- _ABOUT THIS EXERCISE_
Copy out each line of the entries where the word "Pulse" is present.

(PROVIDED INFORMATION)

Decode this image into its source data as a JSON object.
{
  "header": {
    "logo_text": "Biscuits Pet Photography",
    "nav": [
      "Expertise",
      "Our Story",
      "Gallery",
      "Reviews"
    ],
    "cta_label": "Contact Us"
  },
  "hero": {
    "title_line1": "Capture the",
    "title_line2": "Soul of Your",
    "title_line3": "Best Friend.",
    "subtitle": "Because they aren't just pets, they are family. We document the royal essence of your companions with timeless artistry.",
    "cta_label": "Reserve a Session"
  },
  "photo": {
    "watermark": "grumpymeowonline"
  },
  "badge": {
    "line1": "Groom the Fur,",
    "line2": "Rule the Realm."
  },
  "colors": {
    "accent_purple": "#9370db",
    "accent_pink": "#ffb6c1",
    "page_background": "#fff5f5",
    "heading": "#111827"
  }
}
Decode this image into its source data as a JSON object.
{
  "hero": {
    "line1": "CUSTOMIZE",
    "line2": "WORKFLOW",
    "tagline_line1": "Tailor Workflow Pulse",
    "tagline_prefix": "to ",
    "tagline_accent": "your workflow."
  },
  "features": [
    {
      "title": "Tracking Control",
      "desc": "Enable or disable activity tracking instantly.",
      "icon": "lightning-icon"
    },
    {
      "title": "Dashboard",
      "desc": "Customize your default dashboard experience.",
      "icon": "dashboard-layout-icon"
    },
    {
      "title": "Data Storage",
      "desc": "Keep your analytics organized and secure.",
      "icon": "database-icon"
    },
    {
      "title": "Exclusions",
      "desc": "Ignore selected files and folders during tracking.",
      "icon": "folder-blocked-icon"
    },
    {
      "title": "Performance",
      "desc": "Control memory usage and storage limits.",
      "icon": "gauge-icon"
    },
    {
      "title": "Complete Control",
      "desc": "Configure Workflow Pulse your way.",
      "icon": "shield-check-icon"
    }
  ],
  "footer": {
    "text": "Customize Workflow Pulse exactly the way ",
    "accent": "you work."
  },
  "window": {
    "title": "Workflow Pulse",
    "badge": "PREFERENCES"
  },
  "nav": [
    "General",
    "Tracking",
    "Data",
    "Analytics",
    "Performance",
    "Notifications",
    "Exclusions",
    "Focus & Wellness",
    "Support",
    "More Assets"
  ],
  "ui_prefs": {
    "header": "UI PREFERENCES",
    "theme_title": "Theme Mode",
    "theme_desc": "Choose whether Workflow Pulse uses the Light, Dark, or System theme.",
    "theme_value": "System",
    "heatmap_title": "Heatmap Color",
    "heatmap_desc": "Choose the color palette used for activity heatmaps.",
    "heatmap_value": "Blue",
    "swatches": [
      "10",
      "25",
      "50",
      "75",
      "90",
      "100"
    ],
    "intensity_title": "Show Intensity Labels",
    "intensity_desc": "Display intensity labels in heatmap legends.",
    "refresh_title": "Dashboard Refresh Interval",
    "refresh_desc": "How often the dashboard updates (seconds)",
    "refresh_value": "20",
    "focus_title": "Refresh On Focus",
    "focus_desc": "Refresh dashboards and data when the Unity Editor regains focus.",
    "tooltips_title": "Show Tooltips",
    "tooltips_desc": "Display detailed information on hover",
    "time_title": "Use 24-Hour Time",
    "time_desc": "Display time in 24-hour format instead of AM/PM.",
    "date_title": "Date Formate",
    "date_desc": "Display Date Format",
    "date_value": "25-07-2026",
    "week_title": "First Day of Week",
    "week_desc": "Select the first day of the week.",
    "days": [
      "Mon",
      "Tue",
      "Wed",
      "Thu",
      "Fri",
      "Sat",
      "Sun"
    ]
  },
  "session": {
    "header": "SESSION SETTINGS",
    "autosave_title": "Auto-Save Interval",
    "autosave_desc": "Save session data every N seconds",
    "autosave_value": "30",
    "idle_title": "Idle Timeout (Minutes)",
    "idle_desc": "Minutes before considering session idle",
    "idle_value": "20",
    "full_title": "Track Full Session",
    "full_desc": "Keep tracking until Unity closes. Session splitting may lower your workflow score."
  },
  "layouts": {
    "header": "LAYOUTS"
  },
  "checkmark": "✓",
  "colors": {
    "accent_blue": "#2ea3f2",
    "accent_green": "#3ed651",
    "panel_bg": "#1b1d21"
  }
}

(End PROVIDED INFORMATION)

- _TASK RESPONSE_
    "tagline_line1": "Tailor Workflow Pulse",
      "desc": "Configure Workflow Pulse your way.",
    "text": "Customize Workflow Pulse exactly the way ",
    "title": "Workflow Pulse",
    "theme_desc": "Choose whether Workflow Pulse uses the Light, Dark, or System theme.",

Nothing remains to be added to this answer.